- The Dark Knight Returns - A 4 issue miniseries set in an alternate, dystopian Gotham City where a 55 year old Batman snaps and comes out of retirement to deal with a growing gang menace as well as some old foes (and while he's at it, friends). Grim and gritty, this is probably one of the most influential comics of all time. Also, probably one of the most overrated. Coming at this from the outside (and 30 years later), it seems like a dramatic pendulum swing, the polar opposite of the campy 60s Adam West Batman TV series. Perhaps a necessary change, but almost certainly an overcorrection. Written by Frank Miller with art from Miller and Klaus Janson, I found the book to be a bit of a slog. Miller's writing is pretty text heavy, with a clunky overuse of cross-cutting (or whatever the comic book equivalent to that is) and relying a little too heavily on an extended critique of the news media. The artwork feels kinda sloppy and jumbled, with some exceptions. The use of a 16 panel grid sometimes leads to highly repetitive and awkward visual cues. It sometimes feels like the art isn't finished. I'm guessing the washed out tone was intentional, but aside from the new Robin character, a lot of this feels a little too muddled. The one visual thing that did work for me are the striking splash pages.

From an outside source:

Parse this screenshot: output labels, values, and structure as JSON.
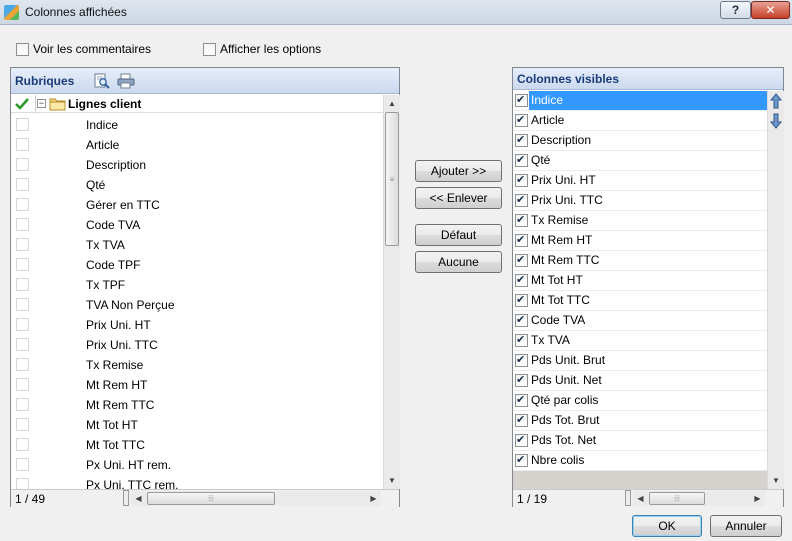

- Batman: The Killing Joke - This short graphic novel, written by Alan Moore with art from Brian Bolland, is more like it. Once again, we're greeted with stultifying darkness, but here, at least, it works. The art is also quite beautiful and much more appropriate for the story. Speaking of which, there actually is a story. A very dark, very gruesome story, to be sure, but at least something that makes sense. There's shock value here, but that's a means to an end, not the end in itself.

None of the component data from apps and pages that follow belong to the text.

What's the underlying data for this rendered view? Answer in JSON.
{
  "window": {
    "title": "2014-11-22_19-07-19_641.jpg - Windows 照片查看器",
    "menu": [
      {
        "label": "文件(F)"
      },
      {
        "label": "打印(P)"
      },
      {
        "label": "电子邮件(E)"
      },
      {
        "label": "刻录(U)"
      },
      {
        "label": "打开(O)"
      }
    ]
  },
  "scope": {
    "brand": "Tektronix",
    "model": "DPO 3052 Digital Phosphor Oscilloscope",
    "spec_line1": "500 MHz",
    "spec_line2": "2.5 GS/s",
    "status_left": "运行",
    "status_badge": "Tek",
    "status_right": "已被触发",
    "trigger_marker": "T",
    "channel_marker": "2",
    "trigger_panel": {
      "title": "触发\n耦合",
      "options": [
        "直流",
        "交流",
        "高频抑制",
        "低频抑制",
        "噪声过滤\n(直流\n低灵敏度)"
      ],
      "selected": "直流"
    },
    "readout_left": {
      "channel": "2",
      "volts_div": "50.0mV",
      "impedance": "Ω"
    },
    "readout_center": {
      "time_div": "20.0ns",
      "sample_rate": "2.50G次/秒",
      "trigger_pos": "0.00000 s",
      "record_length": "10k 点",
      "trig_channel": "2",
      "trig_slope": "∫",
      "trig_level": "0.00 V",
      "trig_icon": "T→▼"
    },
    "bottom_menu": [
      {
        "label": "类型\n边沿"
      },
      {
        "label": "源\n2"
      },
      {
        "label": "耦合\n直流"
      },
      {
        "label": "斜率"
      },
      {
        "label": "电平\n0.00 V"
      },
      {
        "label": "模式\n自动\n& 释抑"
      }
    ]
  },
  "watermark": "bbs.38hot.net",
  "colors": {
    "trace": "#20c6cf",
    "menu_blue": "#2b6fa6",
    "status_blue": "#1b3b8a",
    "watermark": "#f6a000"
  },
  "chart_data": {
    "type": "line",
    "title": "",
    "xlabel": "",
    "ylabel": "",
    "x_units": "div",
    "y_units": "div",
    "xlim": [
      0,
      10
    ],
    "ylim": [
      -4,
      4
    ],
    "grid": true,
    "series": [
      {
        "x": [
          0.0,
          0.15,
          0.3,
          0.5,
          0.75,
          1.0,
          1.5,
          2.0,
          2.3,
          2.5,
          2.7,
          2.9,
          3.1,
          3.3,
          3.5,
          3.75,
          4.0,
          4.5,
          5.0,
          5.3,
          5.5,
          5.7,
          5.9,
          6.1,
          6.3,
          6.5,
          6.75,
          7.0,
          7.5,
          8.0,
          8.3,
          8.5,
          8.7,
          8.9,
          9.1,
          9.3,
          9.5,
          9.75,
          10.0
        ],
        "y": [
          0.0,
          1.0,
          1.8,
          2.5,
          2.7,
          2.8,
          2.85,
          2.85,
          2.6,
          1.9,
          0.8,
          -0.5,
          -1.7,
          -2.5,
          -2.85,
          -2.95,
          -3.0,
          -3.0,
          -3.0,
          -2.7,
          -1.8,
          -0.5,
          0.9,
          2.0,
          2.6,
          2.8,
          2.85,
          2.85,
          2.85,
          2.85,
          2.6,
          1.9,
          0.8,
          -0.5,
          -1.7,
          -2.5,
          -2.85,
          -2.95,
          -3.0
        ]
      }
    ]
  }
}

- Batman: Year One - Another 4 issue run written by Frank Miller, this one is illustrated by David Mazzucchelli, and thus avoids much of the sloppiness I perceived in TDKR. Miller's script is also toned down a bit here too, retaining the darkness but relying less on shock value and more on actual story, which I appreciated much more. It's a retelling of Batman's origin, and his initial forays into crime-fighting. Much of this is focused on Batman's failures, to be sure, but hey, one scene follows another in a generally logical progression that actually makes sense. Way to go, Miller! The art is generally better than TDKR as well, and some of the imagery does feel quite iconic (if not as great as Killing Joke). It's clear that some of this inspired Christopher Nolan's Batman Begins, even if it's not a one-to-one adaptation.

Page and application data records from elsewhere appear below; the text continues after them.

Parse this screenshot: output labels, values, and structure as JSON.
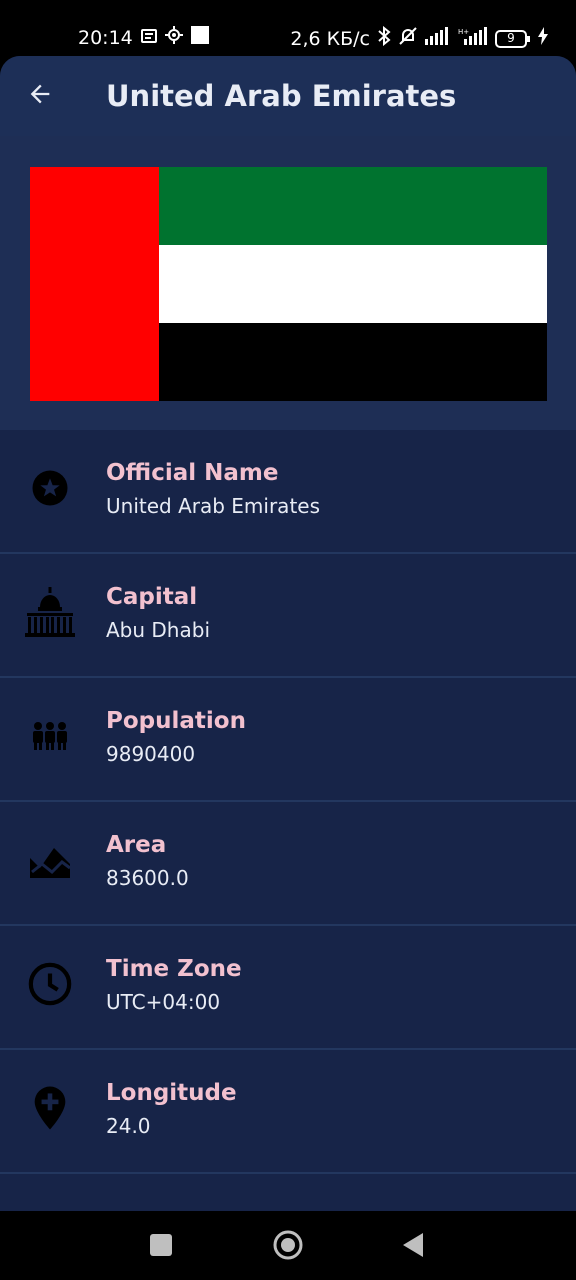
{
  "status_bar": {
    "time": "20:14",
    "speed": "2,6 КБ/с",
    "battery": "9"
  },
  "header": {
    "title": "United Arab Emirates"
  },
  "flag": {
    "colors": [
      "#ff0000",
      "#00732f",
      "#ffffff",
      "#000000"
    ]
  },
  "details": [
    {
      "icon": "star-badge-icon",
      "label": "Official Name",
      "value": "United Arab Emirates"
    },
    {
      "icon": "capitol-building-icon",
      "label": "Capital",
      "value": "Abu Dhabi"
    },
    {
      "icon": "people-icon",
      "label": "Population",
      "value": "9890400"
    },
    {
      "icon": "terrain-icon",
      "label": "Area",
      "value": "83600.0"
    },
    {
      "icon": "clock-icon",
      "label": "Time Zone",
      "value": "UTC+04:00"
    },
    {
      "icon": "location-pin-icon",
      "label": "Longitude",
      "value": "24.0"
    }
  ]
}
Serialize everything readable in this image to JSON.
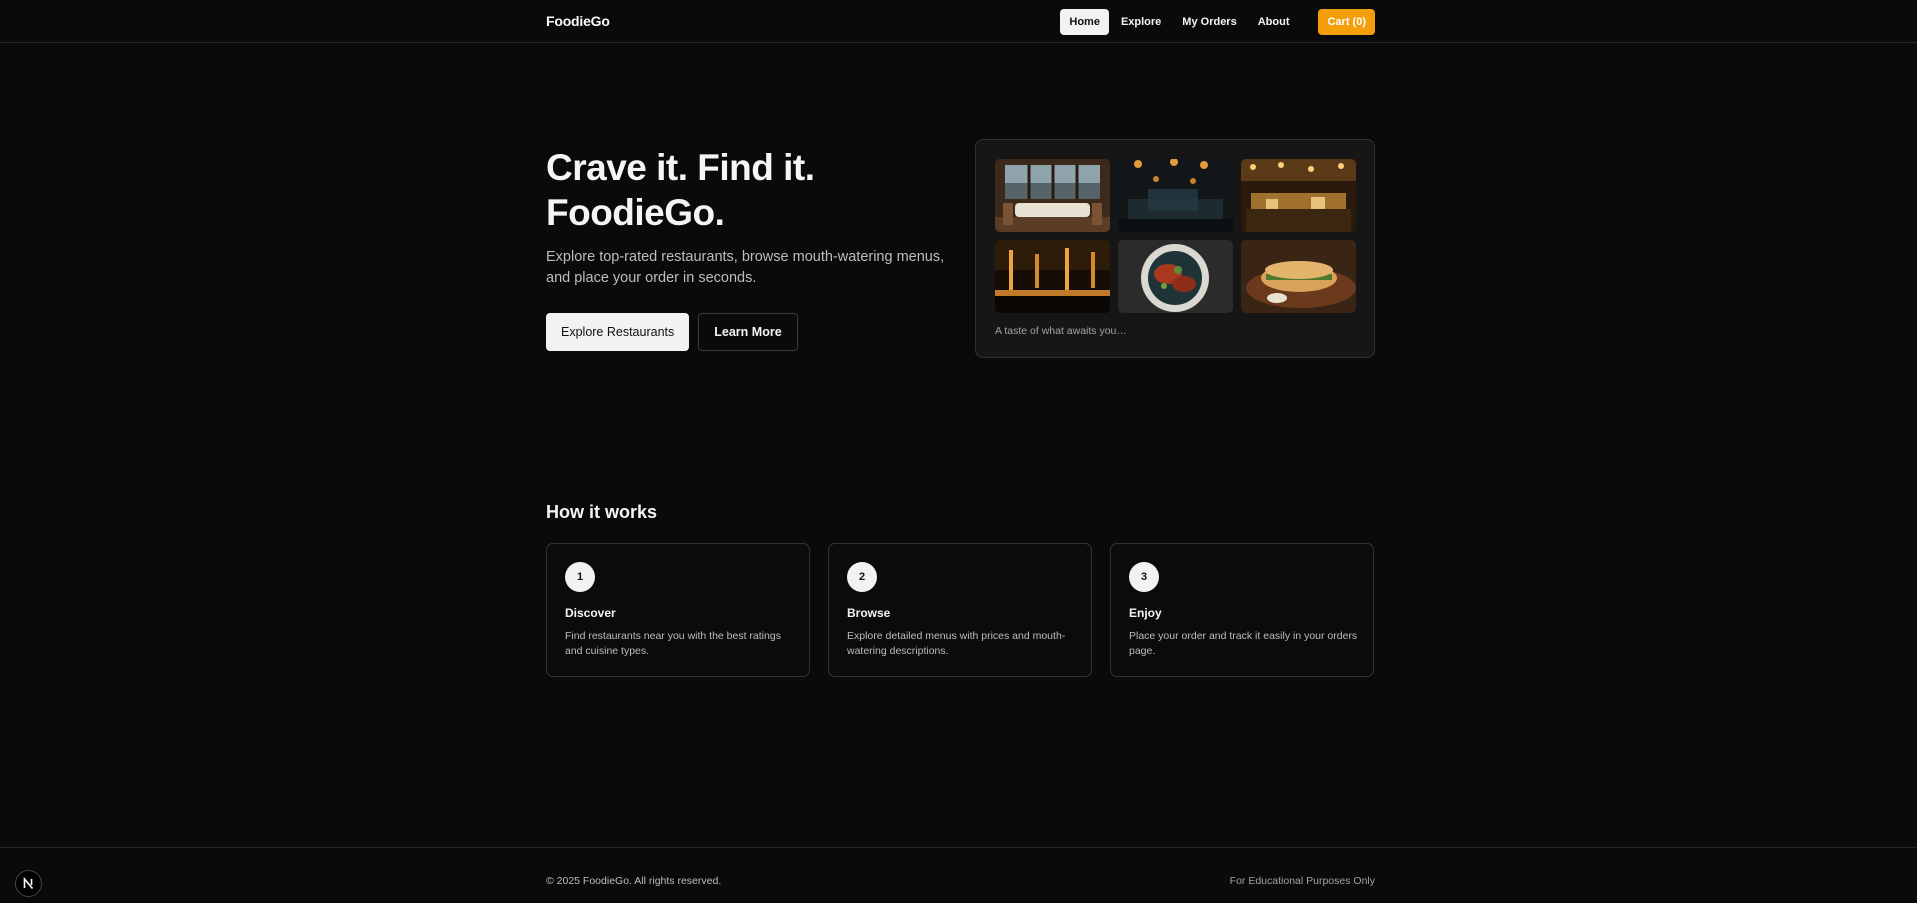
{
  "header": {
    "brand": "FoodieGo",
    "nav": [
      {
        "label": "Home",
        "active": true
      },
      {
        "label": "Explore",
        "active": false
      },
      {
        "label": "My Orders",
        "active": false
      },
      {
        "label": "About",
        "active": false
      }
    ],
    "cart_label": "Cart (0)",
    "accent_color": "#f59e0b"
  },
  "hero": {
    "title_line1": "Crave it. Find it.",
    "title_line2": "FoodieGo.",
    "subtitle": "Explore top-rated restaurants, browse mouth-watering menus, and place your order in seconds.",
    "primary_button": "Explore Restaurants",
    "secondary_button": "Learn More"
  },
  "gallery": {
    "caption": "A taste of what awaits you…",
    "images": [
      "restaurant-window-view",
      "dim-dining-room-lanterns",
      "restaurant-warm-lights",
      "bar-interior-night",
      "plated-dish-topdown",
      "sandwich-platter"
    ]
  },
  "how_it_works": {
    "title": "How it works",
    "steps": [
      {
        "number": "1",
        "title": "Discover",
        "description": "Find restaurants near you with the best ratings and cuisine types."
      },
      {
        "number": "2",
        "title": "Browse",
        "description": "Explore detailed menus with prices and mouth-watering descriptions."
      },
      {
        "number": "3",
        "title": "Enjoy",
        "description": "Place your order and track it easily in your orders page."
      }
    ]
  },
  "footer": {
    "copyright": "© 2025 FoodieGo. All rights reserved.",
    "note": "For Educational Purposes Only"
  },
  "dev_badge": {
    "letter": "N"
  }
}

- Batman: The Animated Series - This is basically my Batman. I had watched some of the 60s show and I'd seen the Tim Burton Batman movie, but this series, more than anything else, is what made me love Batman as a character. I noticed that this was on Amazon Prime streaming, so I threw on a few episodes, hoping it would live up to my memory. I'm happy to report that it has held up incredibly well. This show is fantastic. From the unique German expressionism/Art Deco visuals, to the voice acting, to the well paced and plotted stories, this gets everything just right. One of the many reasons the show works so well is that it, like its source material, is episodic in nature. This causes so much angst in filmic portrayals because the filmmakers are always trying to cram so much into their 2 hour limit that they often have trouble balancing it all together. The series does not need to worry about such things, and manages to stay very focused and on point throughout. The show was created for kids, but it has a surprisingly ambitious streak, such that adults can still get a lot out of this. Take, for instance, the pure visual storytelling on display in the opening credits - a heist is foiled by Batman, no dialogue, just visuals. While the tone is not as dark as the other things in this post, it was a welcome respite, while not descending into ridiculous camp. They struck a perfect balance here, and it's the sort of thing that I think everyone enjoys, including the hardest of hard-core comic fans and normal people alike. I'm really looking forward to watching more of these...
- The Caped Crusade: Batman and the Rise of Nerd Culture by Glen Weldon - This recently released cultural history of Batman, tracing him from his origins up through current incarnations, was quite enlightening. Weldon (of Pop Culture Happy Hour fame) clearly has a love of the character that runs deep, and he has done his homework. He posits an interesting cycle for the Caped Crusader, from noir detective to kid and family friendly superhero and back again, it seems like my pendulum metapahor earlier in this post is particularly apt for this character. As evidenced by this post, I'm no expert, but it does seem like Weldon has taken a pretty comprehensive look at the character on both the pages of comic books as well as other adaptations. If you're a fan of Batman, this is well worth checking out.
* This is the actual title of the movie. Someone actually thought that up, and then more people actually approved it and put hundreds of millions dollars behind it.